- ABOUT THIS TASK
Work through the records below, line by line, and say how many lines include "APCD", with nothing else.

Source records
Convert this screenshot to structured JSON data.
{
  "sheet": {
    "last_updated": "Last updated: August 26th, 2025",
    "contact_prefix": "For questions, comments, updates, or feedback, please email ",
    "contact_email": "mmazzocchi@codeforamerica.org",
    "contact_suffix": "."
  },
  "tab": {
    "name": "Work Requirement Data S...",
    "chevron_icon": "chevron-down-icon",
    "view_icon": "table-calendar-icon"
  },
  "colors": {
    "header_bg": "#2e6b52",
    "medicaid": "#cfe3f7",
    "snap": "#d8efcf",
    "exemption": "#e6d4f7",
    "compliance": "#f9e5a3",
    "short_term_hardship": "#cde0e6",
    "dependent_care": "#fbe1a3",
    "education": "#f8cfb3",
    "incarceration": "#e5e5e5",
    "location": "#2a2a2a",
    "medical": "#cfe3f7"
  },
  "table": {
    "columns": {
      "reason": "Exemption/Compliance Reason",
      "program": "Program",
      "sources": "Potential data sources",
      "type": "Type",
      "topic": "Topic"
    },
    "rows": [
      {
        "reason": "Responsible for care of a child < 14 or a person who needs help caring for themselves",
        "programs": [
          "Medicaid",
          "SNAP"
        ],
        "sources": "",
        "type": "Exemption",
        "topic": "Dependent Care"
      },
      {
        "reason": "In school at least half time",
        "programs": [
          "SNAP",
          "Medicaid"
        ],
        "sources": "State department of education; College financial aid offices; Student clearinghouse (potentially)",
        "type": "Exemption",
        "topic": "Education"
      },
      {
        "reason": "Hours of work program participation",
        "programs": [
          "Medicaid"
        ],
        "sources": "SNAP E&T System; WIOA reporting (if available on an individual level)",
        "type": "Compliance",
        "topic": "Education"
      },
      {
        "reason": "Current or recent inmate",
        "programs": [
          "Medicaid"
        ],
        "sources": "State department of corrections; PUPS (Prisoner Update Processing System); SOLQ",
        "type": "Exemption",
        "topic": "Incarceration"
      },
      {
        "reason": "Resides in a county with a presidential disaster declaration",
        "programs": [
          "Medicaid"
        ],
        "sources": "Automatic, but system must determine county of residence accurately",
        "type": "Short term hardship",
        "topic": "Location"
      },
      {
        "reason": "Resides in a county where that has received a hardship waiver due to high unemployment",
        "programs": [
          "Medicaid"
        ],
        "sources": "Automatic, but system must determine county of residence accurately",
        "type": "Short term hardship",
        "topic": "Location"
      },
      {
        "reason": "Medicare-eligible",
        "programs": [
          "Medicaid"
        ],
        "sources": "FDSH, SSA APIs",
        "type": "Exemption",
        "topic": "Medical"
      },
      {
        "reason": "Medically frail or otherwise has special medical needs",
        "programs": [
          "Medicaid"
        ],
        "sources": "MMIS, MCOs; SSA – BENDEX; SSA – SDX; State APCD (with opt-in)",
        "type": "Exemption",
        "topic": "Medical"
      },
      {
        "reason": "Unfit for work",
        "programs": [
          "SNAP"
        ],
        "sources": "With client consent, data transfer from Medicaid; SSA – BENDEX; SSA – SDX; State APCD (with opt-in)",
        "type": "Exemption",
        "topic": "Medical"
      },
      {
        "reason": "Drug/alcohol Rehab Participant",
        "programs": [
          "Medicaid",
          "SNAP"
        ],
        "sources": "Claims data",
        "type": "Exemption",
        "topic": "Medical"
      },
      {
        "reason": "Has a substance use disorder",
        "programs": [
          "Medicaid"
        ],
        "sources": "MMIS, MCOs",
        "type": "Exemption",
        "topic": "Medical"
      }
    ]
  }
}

- THE COMPLETED TASK
2